In general terms, due diligence is putting an appropriate amount of effort into assessing or confirming the details about something. People perform due diligence in various situations, including when buying a car or a home, for example.
The amount of assessment necessary varies based on the item or issue being considered. When purchasing a car, looking it over and going for a quick test drive may be all you need to do.
If you’re buying a house, it’s appropriate to visit it multiple times, check out similar homes, review the “comps” in the area, and have a professional do a thorough inspection. When there’s a significant amount of money on the line, thorough due diligence is a must.
Why Due Diligence Matters

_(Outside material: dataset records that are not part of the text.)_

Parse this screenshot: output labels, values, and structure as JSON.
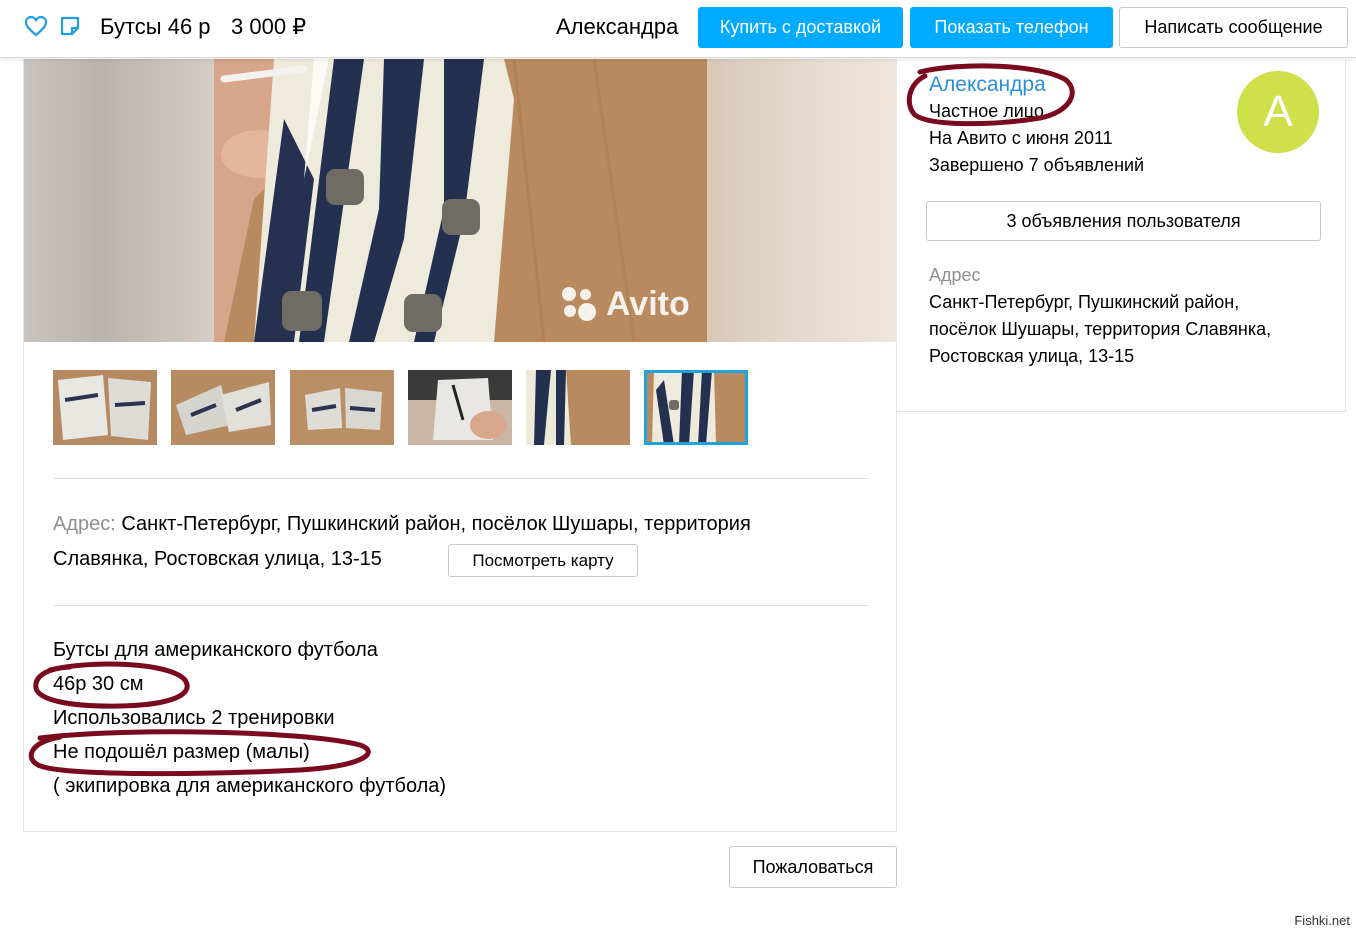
{
  "topbar": {
    "title": "Бутсы 46 р",
    "price": "3 000 ₽",
    "seller": "Александра",
    "buy_delivery": "Купить с доставкой",
    "show_phone": "Показать телефон",
    "write_message": "Написать сообщение"
  },
  "gallery": {
    "watermark": "Avito",
    "thumbnail_count": 6,
    "selected_thumbnail": 6
  },
  "address": {
    "label": "Адрес:",
    "line1": "Санкт-Петербург, Пушкинский район, посёлок Шушары, территория",
    "line2": "Славянка, Ростовская улица, 13-15",
    "map_button": "Посмотреть карту"
  },
  "description": [
    "Бутсы для американского футбола",
    "46р 30 см",
    "Использовались 2 тренировки",
    "Не подошёл размер (малы)",
    "( экипировка для американского футбола)"
  ],
  "complain": "Пожаловаться",
  "seller": {
    "name": "Александра",
    "type": "Частное лицо",
    "since": "На Авито с июня 2011",
    "completed": "Завершено 7 объявлений",
    "avatar_letter": "А",
    "ads_button": "3 объявления пользователя",
    "address_label": "Адрес",
    "address_lines": [
      "Санкт-Петербург, Пушкинский район,",
      "посёлок Шушары, территория Славянка,",
      "Ростовская улица, 13-15"
    ]
  },
  "site_mark": "Fishki.net",
  "colors": {
    "accent_blue": "#00aaff",
    "link_blue": "#2a8fd6",
    "avatar_green": "#cfe04a",
    "annotation_red": "#7a0a1e"
  }
}
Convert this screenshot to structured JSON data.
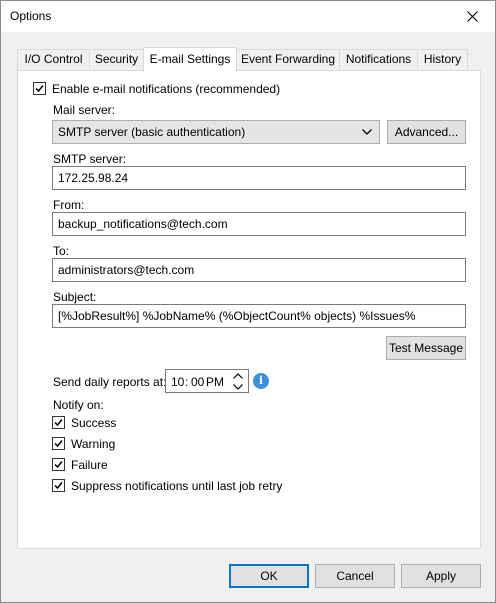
{
  "window": {
    "title": "Options"
  },
  "tabs": [
    {
      "label": "I/O Control",
      "active": false
    },
    {
      "label": "Security",
      "active": false
    },
    {
      "label": "E-mail Settings",
      "active": true
    },
    {
      "label": "Event Forwarding",
      "active": false
    },
    {
      "label": "Notifications",
      "active": false
    },
    {
      "label": "History",
      "active": false
    }
  ],
  "email": {
    "enable_label": "Enable e-mail notifications (recommended)",
    "enable_checked": true,
    "mail_server_label": "Mail server:",
    "mail_server_value": "SMTP server (basic authentication)",
    "advanced_label": "Advanced...",
    "smtp_label": "SMTP server:",
    "smtp_value": "172.25.98.24",
    "from_label": "From:",
    "from_value": "backup_notifications@tech.com",
    "to_label": "To:",
    "to_value": "administrators@tech.com",
    "subject_label": "Subject:",
    "subject_value": "[%JobResult%] %JobName% (%ObjectCount% objects) %Issues%",
    "test_label": "Test Message",
    "daily_label": "Send daily reports at:",
    "daily_hour": "10",
    "daily_sep": ":",
    "daily_minute": "00",
    "daily_ampm": "PM",
    "info_glyph": "i",
    "notify_label": "Notify on:",
    "notify_items": [
      {
        "label": "Success",
        "checked": true
      },
      {
        "label": "Warning",
        "checked": true
      },
      {
        "label": "Failure",
        "checked": true
      },
      {
        "label": "Suppress notifications until last job retry",
        "checked": true
      }
    ]
  },
  "buttons": {
    "ok": "OK",
    "cancel": "Cancel",
    "apply": "Apply"
  },
  "colors": {
    "accent": "#0078d7",
    "info": "#3c8fd8",
    "panel_bg": "#ffffff",
    "window_bg": "#f0f0f0"
  }
}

Not surprisingly, this is essential for investors. By one estimate, those who do at least 20 hours of it see a 500% increase in the likelihood of earning a return.
That’s because most investment opportunities look promising on the surface. If they didn’t, they wouldn’t be offered. In most cases, it’s not until you finish reviewing the high-level information and dig deeper that you encounter issues that may raise concerns.
Consequently, it’s vital to set aside ample time for your due diligence. Rushing through it to meet a deadline is a recipe for disaster.
It’s also crucial to have a checklist. Performing due diligence is a little like casually surfing the internet. There are “rabbit holes” everywhere, making it easy to get lost in all the information and forget to check on key aspects of the investment. But with a clearly defined methodology, you can avoid those traps and stay focused on the job at hand.
8 Essential Elements
The specific items on the checklist will vary depending on the investment. However, there are eight types of review that investors should conduct:
- Financial. Here you’re looking at things like cash flow, assets, debts, and projections.
- Workforce. Is the company adequately staffed? What’s being paid to employees in salaries, benefits, etc.?
- Intellectual property (IP). IP is a significant asset for some companies. Here you’re reviewing its patents, trademarks, copyrights, and brand in general.
- Market and operational. What is the company’s market share? Is there room for growth? Also, what are the company’s primary business risks and opportunities?
- Legal. Does the company have any legal liabilities that might affect your investment decision? Are there any licensing agreements or partnerships you should be aware of?
- Tax. In this area, you’re reviewing the company’s record on tax compliance and evaluating its tax returns.
- Regulatory. If the company is in a highly regulated industry, this type of due diligence is very important.
- Technological. What’s the status of the company’s IT infrastructure, cybersecurity, etc.?
Accelerating Your Due Diligence Checklist With the Right Platform
Your due diligence checklist is the “roadmap” you follow to reach your decision about an investment. However, having a purpose-built solution for everything from organizing and sharing information to tracking interactions with stakeholders can make the process much more efficient and effective.
Altvia has three layers—data management and automation, intelligence, and secure engagement—that enable rapid, well-informed decisions. When leveraged in tandem with a detailed checklist, it gives users a significant competitive edge.
Contact us today to request a demo.